In fact, she beat Raf­ferty by nearly 6,000 votes out of 112,713 cast — a 2.7 per­cent mar­gin of vic­tory.

And while Mont­gomery County’s shift from re­li­ably blue to re­li­ably red has been on­go­ing for sev­eral years, the shift in Ch­ester County is much more star­tling, where Repub­li­cans still hold a 11,500 ad­van­tage in voter reg­is­tra­tions.

Dur­ing the last midterm in 2014, voter turnout in Ch­ester County was just un­der 47 per­cent and last year, a pal­try 32 per­cent of reg­is­tered vot­ers went to the polls. On Nov. 6, voter turnout was more than 66 per­cent.

“This is phe­nom­e­nal, such a great turnout,” Su­san Scott, judge of elec­tions in North Coven­try’s mid­dle district polling place at the Norco fire­house. “I love how many first-time vot­ers we’re see­ing. More than we’ve seen in a long time.”

And that turnout trans­lated into some of the most star­tling up­sets.

In ad­di­tion to Raf­ferty, Ch­ester County vot­ers pro­vided vic­to­ries to Democrats Dan K. Wil­liams in the 74 Leg­isla­tive District — the county’s first black Demo­cratic state rep­re­sen­ta­tive — Danielle Friel Ot­ten in the 155th District, Melissa Shus­ter­man in the 157th District, Christina Sappey in the 158th District, and Kris­tine Howard in the 167th District.

The last four bested in­cum­bent Repub­li­cans Becky Corbin, Warren Kampf, Eric Roe and Duane Milne, re­spec­tively.

In an in­ter­view Nov. 7, John Kennedy, pro­fes­sor of po­lit­i­cal science at West Ch­ester Univer­sity, said the county’s vote for Democrats un­der­scored the chang­ing face of the po­lit­i­cal map across south­east­ern Penn­syl­va­nia.

“I think the re­sults are from a com­bi­na­tion of fac­tors. You had can­di­dates who were well matched for the district — women in many in­stances — and who pro­vided an an­ti­dote to Trump,” Kennedy said.

Kennedy said there has been for some time a path for Ch­ester County Democrats to make it to the state Capi­tol, “but this be­ing the kind of year it is made that eas­ier.

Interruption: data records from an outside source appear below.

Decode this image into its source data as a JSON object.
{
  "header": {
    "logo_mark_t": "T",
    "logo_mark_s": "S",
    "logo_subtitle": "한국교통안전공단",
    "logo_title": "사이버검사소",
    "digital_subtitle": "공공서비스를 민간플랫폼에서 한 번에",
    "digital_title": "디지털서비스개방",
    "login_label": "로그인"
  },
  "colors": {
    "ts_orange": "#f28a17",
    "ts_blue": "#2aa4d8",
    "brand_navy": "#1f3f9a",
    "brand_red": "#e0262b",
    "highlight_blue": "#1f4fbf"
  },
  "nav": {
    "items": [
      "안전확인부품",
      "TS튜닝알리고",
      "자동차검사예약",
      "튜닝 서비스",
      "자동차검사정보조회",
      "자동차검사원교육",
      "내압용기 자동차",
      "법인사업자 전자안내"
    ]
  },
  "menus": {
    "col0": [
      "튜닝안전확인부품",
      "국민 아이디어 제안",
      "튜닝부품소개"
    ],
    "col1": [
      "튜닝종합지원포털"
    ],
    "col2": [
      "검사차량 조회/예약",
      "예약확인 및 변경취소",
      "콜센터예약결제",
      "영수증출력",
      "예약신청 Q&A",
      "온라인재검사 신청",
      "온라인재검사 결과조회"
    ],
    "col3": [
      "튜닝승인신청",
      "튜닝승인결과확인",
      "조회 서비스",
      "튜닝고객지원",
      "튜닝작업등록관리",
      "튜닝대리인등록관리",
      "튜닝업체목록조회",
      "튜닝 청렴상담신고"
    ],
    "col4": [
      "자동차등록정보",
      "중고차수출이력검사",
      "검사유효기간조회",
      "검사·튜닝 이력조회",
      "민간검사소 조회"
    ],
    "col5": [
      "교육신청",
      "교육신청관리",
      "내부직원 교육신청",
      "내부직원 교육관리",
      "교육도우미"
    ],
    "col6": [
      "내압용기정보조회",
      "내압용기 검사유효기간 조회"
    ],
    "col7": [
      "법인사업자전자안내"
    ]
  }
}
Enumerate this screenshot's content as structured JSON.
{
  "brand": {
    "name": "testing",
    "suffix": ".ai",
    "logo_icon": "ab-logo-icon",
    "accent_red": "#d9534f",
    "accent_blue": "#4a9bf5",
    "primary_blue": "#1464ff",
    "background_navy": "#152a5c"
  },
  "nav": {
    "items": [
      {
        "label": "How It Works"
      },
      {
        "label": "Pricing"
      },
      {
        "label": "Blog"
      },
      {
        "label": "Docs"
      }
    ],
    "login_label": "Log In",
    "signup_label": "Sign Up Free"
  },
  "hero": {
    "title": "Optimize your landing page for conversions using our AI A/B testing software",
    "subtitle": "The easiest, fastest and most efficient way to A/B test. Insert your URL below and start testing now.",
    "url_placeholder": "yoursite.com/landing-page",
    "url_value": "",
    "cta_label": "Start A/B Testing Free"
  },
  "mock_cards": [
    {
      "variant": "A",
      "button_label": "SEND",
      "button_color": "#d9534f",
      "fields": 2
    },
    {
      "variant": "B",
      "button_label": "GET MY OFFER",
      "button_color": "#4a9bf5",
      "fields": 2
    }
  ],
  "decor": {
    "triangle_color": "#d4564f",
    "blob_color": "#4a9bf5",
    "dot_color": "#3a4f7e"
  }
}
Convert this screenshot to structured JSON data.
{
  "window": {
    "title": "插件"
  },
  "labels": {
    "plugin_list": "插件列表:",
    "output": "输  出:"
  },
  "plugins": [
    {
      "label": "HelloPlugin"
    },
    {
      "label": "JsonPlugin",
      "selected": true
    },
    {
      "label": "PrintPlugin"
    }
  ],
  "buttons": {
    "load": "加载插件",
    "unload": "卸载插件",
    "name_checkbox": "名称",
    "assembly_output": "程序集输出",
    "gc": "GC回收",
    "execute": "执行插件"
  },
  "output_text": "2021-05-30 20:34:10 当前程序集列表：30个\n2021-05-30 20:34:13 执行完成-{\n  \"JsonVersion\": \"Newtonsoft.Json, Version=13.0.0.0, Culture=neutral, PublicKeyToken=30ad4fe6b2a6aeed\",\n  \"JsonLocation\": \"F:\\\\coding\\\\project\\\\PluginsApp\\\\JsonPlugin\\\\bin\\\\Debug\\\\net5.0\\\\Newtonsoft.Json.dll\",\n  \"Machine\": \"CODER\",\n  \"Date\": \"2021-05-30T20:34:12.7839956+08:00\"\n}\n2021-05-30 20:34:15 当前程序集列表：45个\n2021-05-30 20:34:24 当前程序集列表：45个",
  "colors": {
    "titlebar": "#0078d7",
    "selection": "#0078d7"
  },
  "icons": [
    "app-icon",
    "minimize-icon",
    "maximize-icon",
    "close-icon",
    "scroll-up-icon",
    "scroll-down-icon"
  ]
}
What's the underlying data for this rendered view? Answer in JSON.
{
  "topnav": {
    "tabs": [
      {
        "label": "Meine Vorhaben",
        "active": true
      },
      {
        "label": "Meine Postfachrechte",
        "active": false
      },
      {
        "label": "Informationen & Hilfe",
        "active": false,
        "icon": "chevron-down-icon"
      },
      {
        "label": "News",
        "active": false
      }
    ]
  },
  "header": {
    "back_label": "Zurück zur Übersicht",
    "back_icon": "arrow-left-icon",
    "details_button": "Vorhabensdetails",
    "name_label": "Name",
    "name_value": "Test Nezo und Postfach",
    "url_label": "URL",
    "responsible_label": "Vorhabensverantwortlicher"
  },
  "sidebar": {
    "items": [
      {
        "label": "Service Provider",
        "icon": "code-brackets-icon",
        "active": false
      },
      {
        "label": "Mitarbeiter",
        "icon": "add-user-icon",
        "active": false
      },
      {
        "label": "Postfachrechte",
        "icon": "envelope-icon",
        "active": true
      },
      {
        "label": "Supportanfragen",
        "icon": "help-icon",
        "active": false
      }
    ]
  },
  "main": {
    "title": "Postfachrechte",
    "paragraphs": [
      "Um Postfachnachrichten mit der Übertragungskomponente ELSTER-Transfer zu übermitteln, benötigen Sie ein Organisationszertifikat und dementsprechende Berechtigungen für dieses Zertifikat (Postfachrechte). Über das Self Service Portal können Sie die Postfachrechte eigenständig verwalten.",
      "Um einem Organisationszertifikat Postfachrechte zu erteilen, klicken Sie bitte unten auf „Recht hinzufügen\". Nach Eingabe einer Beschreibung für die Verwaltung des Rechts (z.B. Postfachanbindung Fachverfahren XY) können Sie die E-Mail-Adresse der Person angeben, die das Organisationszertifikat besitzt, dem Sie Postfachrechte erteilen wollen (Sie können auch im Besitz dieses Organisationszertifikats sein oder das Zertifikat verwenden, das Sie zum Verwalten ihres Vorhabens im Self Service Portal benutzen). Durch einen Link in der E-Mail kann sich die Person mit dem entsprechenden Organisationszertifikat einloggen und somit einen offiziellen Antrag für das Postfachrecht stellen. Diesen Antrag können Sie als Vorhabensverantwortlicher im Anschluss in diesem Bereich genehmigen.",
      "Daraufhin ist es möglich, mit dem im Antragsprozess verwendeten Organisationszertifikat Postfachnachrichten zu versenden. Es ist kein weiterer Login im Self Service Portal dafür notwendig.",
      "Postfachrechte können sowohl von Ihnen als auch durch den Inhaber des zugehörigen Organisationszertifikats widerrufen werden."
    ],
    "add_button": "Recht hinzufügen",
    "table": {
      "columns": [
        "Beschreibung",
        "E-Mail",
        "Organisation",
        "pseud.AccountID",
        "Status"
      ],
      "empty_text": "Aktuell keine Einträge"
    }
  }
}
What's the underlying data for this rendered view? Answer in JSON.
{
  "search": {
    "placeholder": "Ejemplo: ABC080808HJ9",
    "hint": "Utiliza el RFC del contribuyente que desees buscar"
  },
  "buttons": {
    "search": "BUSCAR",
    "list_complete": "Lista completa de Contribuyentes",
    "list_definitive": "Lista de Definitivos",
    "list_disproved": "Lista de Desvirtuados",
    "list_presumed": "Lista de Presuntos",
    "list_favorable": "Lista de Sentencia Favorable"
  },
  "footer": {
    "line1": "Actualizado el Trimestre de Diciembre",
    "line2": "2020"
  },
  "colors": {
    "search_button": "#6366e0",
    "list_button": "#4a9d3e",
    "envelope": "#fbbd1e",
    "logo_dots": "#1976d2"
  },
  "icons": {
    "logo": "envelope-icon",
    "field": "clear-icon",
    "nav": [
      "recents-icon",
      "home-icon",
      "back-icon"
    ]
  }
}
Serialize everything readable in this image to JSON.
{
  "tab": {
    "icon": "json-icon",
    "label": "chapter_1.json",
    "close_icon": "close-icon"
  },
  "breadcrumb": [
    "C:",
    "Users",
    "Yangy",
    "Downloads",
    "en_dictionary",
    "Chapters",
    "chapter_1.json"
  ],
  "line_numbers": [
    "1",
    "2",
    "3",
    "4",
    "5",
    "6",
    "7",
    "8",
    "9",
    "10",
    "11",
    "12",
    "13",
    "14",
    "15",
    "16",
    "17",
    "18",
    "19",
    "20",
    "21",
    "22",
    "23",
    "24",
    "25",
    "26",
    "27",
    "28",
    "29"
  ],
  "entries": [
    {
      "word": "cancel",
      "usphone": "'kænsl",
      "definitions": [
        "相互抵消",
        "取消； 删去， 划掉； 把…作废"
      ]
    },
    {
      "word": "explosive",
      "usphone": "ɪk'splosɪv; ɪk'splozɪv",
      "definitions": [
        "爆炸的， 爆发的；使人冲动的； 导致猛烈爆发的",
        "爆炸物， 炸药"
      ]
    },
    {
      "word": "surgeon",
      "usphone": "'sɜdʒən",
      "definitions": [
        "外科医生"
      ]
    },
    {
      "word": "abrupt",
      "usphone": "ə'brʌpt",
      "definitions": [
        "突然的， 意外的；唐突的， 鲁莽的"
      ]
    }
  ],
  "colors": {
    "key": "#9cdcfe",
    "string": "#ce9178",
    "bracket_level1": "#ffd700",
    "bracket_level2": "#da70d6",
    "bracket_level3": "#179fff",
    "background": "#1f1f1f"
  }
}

Repub­li­cans were more vul­ner­a­ble, and the same way it hap­pened in Mont­gomery County, the bal­ance has shifted.”

EVAN BRANDT — DIG­I­TAL FIRST ME­DIA

Up­per Potts­grove vot­ers line up at the reg­is­tra­tion ta­ble at Potts­grove Mid­dle School.

EVAN BRANDT — DIG­I­TAL FIRST ME­DIA

Daniel Mur­phy, was voter num­ber 700 at the Grace Lutheran Church polling place in Pottstown. To his right is Amy Gazillo, voter 699. Dur­ing the pri­mary elec­tion in May only 259 votes were cast there all day.

EVAN BRANDT — DIG­I­TAL FIRST ME­DIA

Turnout was brisk for the two Dou­glass (Mont.) Town­ship vot­ing dis­tricts that cast their bal­lots at the Gil­bertsville

Newspapers in English

Newspapers from USA

© PressReader. All rights reserved.